“If you go down to The Heads today
You better go in disguise
If you go down to The Heads today
You’re in for a big surprise;
“Coz every Benn that ever there was
Is sure to be there for certain bacoz
Today’s the day the pilot-men watch for wha-a-a-a-a-y-les.”
Ok, the old children’s song didn’t go *exactly* like that, but it should’ve. Because The Heads and the Benn family go together like – well, like ships and sailors.
And because if you go down to The Heads today, you can also go *up* to the NSRI’s lookout post, where you can revel in almost the same view of the Indian Ocean that the famous dynasty of pilots enjoyed every day for many of the years from 1855 (when John Benn arrived in Knysna) to 1954 (when his great-grandson, Reuben Benn, left the town after the government’s harbour here was shut down).

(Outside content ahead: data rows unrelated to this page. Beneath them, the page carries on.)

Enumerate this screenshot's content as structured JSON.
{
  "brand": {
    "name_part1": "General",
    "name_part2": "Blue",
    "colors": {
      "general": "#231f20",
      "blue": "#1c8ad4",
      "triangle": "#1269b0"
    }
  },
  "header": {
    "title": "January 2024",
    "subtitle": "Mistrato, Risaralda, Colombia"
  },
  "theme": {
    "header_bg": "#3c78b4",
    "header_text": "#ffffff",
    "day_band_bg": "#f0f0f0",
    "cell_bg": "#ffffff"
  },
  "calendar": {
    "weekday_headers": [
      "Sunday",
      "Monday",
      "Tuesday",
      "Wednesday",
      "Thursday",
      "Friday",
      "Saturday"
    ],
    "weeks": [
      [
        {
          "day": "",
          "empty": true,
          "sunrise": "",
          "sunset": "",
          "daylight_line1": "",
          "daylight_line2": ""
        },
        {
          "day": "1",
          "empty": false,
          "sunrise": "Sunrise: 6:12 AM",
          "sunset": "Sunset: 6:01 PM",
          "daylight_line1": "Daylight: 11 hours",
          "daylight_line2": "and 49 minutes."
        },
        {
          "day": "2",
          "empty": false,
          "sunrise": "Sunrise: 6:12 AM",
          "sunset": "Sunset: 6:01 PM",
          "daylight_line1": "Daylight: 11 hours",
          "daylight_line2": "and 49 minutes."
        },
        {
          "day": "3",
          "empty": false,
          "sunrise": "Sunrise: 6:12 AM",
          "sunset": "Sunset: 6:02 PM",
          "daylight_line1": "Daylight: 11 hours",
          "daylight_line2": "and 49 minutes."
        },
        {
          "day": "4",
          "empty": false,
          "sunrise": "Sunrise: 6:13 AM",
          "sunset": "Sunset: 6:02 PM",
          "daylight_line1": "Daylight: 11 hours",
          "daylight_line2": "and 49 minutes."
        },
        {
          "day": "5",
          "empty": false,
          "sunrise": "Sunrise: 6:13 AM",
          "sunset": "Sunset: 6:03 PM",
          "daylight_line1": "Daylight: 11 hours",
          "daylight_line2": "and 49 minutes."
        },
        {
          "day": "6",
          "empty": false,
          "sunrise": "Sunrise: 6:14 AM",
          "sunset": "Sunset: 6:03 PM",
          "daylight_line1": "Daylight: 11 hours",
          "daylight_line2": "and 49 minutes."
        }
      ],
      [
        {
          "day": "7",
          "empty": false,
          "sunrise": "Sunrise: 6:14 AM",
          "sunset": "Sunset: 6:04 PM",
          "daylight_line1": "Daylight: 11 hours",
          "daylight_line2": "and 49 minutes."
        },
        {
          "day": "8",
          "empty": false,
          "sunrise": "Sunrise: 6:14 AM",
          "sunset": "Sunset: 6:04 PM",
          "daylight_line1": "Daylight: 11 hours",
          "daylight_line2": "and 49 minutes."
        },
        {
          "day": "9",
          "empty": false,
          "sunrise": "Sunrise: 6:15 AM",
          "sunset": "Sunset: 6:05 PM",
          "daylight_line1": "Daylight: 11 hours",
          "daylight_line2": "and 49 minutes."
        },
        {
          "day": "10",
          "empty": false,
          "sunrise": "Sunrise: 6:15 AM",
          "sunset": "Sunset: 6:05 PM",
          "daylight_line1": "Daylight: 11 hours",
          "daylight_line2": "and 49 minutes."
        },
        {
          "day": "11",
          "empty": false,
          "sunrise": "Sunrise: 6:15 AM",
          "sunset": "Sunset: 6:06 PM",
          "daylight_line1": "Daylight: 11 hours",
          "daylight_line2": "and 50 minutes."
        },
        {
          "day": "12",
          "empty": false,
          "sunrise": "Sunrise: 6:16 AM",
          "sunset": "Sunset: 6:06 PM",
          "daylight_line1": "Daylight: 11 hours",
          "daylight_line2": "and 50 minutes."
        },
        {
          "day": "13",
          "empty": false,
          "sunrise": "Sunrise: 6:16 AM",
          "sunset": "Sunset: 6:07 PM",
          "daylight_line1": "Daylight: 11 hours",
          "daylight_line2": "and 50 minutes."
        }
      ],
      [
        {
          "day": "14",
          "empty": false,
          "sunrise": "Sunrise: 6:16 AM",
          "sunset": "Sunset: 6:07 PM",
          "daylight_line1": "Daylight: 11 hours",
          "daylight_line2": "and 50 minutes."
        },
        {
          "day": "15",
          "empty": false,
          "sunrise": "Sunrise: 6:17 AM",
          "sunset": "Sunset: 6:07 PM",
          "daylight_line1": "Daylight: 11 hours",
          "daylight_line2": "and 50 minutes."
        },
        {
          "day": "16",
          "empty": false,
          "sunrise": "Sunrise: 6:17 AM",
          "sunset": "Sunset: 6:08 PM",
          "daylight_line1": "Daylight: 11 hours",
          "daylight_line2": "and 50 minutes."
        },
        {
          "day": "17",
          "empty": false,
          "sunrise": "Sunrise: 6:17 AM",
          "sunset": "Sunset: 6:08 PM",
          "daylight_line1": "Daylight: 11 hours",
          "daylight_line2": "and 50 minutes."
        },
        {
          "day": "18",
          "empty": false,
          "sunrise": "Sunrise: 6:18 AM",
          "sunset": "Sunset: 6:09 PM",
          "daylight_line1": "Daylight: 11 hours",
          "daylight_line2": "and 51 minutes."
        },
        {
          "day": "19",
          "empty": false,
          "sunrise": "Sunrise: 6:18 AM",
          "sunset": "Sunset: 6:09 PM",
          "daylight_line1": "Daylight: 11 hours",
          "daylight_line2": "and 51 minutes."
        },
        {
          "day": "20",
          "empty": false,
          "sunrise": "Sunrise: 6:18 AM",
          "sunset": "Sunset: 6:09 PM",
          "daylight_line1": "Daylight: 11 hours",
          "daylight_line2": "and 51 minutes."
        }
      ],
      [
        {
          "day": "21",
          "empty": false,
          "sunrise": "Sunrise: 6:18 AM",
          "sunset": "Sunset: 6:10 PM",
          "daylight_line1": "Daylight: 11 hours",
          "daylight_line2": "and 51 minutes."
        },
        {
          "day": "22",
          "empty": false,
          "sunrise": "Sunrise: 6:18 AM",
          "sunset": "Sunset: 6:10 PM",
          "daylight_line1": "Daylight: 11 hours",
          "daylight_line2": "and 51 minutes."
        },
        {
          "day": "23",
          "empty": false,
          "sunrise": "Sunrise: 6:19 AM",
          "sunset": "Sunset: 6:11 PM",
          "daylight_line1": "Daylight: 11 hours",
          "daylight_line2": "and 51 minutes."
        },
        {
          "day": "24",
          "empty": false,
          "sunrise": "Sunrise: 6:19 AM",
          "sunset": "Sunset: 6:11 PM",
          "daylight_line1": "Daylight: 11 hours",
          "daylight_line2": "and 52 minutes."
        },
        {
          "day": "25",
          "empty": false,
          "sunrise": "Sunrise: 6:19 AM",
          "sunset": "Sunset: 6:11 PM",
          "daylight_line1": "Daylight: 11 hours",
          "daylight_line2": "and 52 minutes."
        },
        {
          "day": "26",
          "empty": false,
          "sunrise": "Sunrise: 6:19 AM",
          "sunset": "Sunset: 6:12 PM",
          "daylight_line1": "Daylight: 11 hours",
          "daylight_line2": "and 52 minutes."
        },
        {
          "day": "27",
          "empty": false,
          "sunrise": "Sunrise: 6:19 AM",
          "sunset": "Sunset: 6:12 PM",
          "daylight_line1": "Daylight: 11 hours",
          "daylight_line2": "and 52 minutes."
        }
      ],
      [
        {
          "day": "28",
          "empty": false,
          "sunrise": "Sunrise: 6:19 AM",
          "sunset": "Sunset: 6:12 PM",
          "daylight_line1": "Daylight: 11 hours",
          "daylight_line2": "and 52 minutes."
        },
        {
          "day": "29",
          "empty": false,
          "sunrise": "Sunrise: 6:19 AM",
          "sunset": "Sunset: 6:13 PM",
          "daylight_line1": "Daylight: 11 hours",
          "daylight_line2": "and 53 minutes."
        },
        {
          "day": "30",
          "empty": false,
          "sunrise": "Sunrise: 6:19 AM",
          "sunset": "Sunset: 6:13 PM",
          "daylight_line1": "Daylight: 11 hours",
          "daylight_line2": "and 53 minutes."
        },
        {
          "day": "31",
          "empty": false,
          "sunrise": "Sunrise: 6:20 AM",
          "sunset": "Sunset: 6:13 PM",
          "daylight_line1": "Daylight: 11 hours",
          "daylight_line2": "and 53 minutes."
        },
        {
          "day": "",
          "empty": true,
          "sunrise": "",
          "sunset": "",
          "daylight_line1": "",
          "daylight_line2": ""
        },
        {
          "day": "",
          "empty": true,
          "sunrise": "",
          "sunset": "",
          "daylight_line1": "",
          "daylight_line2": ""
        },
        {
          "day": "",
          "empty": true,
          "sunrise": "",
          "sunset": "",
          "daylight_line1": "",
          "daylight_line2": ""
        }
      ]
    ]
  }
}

Four of the Benns – John, John Benn II, Conning Benn, and Reuben – worked as pilots at The Heads, rowing out to ships that wanted to enter the old harbour, and steering them safely in along a course that runs next to the cliffs of the Western Head (the same route that we use today). And they were all in the habit of watching for business from a bench that stood quite close to the present-day view point at the top of Coney Glenn Drive.
And we’ll tell you a little secret about that viewpoint, too: it’s one of our favourite whale-watching places. We often send our whale spotters up there with binoculars and radios to guide our licensed whale-watching boats so that guests on board get the best possible up-close opportunities for dolphin sightings and whale sightings during our boat-based whale watching tours.
This means, of course, that you can watch whales and dolphins from the pilot’s viewpoint on The Heads, too. But do us a favour? If a grizzled geezer dressed in old-fashioned sailor’s serge and carrying a brass telescope and muttering about square riggers and ships of the line suddenly shimmers into view on the bench beside you, won’t you let us know?
We think we might have a job for him.